Draw a triangle, any triangle (although it may be best to start with an acute triangle).
1) Mark the midpoints of each side (3 points). See Figure 1.
2) Drop an altitude from each vertex to the opposite side, and mark the points where the altitudes intersect the opposite side. (If the triangle is obtuse, an altitude will be outside the triangle, so extend the opposite side until it intersects.) See Figure 2.
3) Notice that the altitudes intersect at a common point. Mark the midpoint between each vertex and this common point. See Figure 3.
No matter what triangle you start with, these nine points all lie on a perfect circle!

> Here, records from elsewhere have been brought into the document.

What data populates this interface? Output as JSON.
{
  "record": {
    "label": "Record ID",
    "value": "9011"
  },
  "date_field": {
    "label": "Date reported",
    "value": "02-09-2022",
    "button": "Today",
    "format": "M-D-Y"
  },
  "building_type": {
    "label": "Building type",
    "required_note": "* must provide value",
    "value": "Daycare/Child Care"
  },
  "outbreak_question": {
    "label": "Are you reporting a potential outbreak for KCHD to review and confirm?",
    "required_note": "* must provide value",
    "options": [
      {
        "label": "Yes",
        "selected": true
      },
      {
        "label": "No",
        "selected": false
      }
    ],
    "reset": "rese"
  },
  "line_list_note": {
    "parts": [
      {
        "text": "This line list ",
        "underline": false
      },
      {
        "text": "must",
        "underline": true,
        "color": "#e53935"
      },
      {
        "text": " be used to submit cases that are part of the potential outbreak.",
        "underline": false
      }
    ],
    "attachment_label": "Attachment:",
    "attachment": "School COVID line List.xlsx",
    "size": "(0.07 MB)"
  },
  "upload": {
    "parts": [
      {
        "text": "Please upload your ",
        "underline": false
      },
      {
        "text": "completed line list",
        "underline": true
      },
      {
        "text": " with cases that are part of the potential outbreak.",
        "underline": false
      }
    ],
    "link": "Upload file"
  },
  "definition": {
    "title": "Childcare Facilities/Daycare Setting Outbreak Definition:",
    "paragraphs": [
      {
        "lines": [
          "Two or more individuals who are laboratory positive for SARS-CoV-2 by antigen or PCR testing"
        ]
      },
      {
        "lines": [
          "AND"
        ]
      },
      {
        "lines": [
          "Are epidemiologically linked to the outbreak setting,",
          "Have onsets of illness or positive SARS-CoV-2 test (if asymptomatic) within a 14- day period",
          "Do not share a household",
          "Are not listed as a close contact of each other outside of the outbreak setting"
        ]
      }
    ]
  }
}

Even simple geometry still has some surprises in store! This result was known by Euler in 1765, but rediscovered by Feuerbach in 1822.